▸ **Exercise description**: In the copy, keep every word of the data below and none of its pictures.

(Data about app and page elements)

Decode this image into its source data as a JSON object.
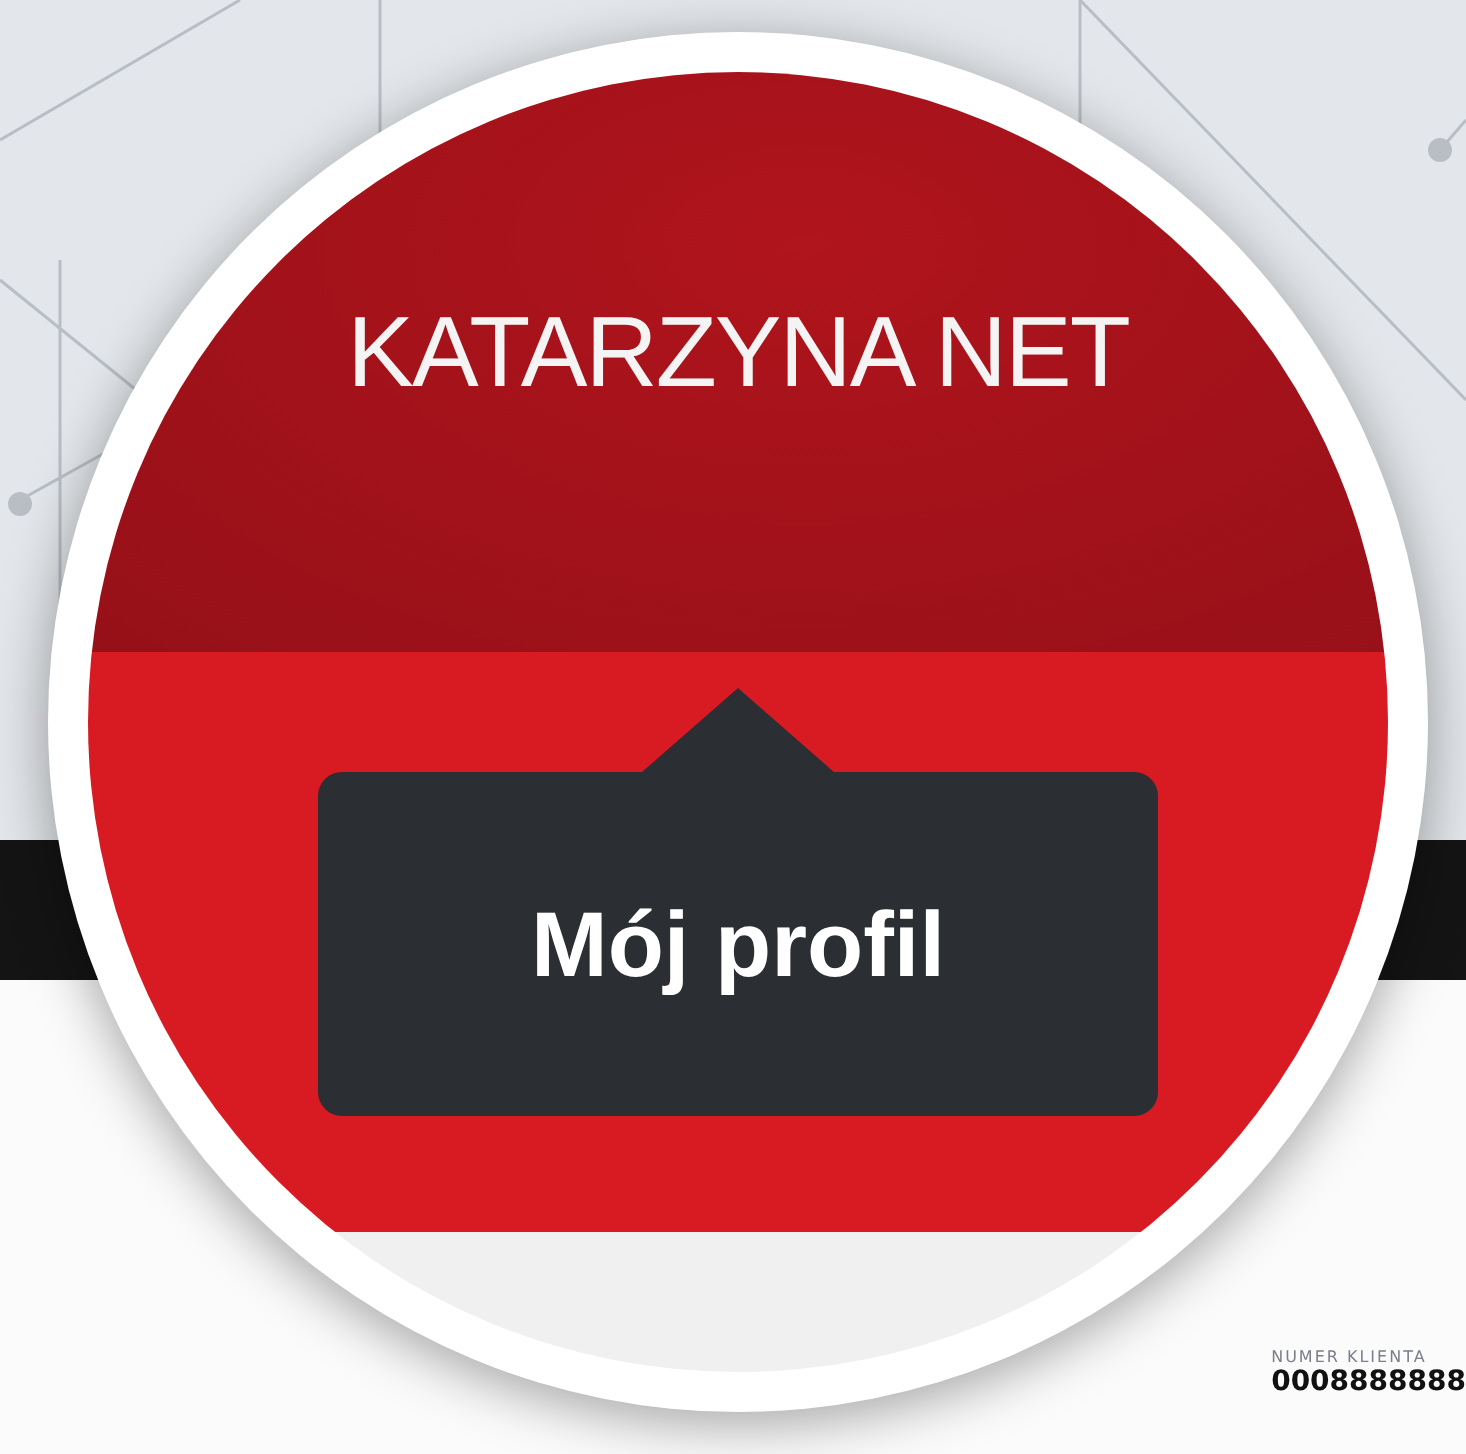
{
  "magnifier": {
    "header_name": "KATARZYNA NET",
    "tooltip": "Mój profil"
  },
  "client": {
    "label": "NUMER KLIENTA",
    "number": "0008888888"
  }
}
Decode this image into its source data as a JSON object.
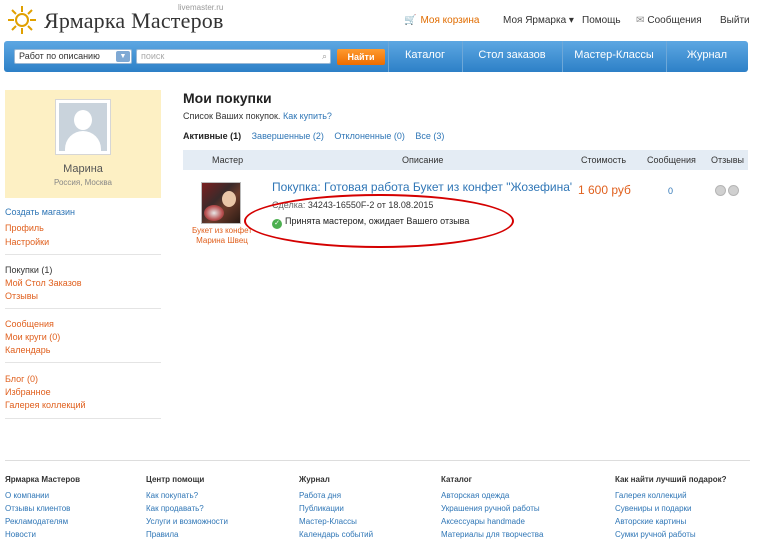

▸ **Solved problem**:
Decode this image into its source data as a JSON object.
{
  "magnifier": {
    "header_name": "KATARZYNA NET",
    "tooltip": "Mój profil"
  },
  "client": {
    "label": "NUMER KLIENTA",
    "number": "0008888888"
  }
}
Decode this image into its source data as a JSON object.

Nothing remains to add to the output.